Wood was in Sitges for yet another kind of genre movie, however, psychological thriller “Grand Piano,” which is written by Damien Chazelle (“The Last Exorcism Part II”) and produced by Adrian Guerra and Rodrigo Cortes’ Nostromo Pictures in Barcelona, just up the road from Sitges, plus Spain’s Atresmedia Cine and Telefonica Studios, and sold by L.A.’s The Solution Entertainment Group.
As at Austin, where the film had its world premiere, “Grand Piano” won plaudits at Sitges in part for its technical virtuosity, both Mira’s majestic sweeping single-setting dolly and crane shots and Wood as a virtuoso concert pianist. Forced into premature retirement by stage fright in “Grand Piano,” he discovers when he makes his comeback in Chicago that there’s a madman (Cusack) somewhere in the gods who will shoot his brains out if he plays even one note wrong.

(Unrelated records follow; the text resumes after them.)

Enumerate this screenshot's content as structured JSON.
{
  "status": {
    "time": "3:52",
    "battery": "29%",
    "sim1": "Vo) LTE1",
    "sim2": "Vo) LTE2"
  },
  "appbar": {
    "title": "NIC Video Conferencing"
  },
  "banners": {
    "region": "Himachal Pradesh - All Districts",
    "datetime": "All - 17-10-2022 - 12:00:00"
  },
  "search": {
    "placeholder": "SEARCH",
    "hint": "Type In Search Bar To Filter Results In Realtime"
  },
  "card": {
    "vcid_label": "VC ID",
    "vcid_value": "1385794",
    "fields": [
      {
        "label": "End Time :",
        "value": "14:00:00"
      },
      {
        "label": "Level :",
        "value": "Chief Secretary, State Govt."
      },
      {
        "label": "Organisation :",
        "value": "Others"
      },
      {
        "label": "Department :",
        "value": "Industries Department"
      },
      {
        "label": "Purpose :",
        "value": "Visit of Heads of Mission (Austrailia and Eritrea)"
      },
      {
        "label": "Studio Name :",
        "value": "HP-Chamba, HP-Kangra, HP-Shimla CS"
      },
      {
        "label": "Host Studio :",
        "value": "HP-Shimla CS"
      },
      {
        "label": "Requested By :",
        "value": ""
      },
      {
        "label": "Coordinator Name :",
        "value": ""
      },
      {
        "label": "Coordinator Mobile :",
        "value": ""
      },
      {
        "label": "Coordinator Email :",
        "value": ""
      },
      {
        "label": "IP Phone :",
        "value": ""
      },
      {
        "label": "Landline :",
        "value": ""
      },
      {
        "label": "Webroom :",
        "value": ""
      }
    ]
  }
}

“That was me,” Wood confirmed at “Grand Piano’s” press conference, explaining that the fleet fingers flying across the ivories were nearly always his own.
“All the music was pre-rendered in animatics in almost demo-like form. It was, for all intents and purposes, fully finished. We’d listen to and I would play along. It was almost like Automatic Dialog Replacement, but for physicality,” he told Variety.
Wood’s remarkable hand-synching – he admitted to having piano lessons as a child – will be seen on commercial release from Oct. 25, when Paramount releases “Grand Piano” in Spain.
(Emilio Mayorga contributed to this report.)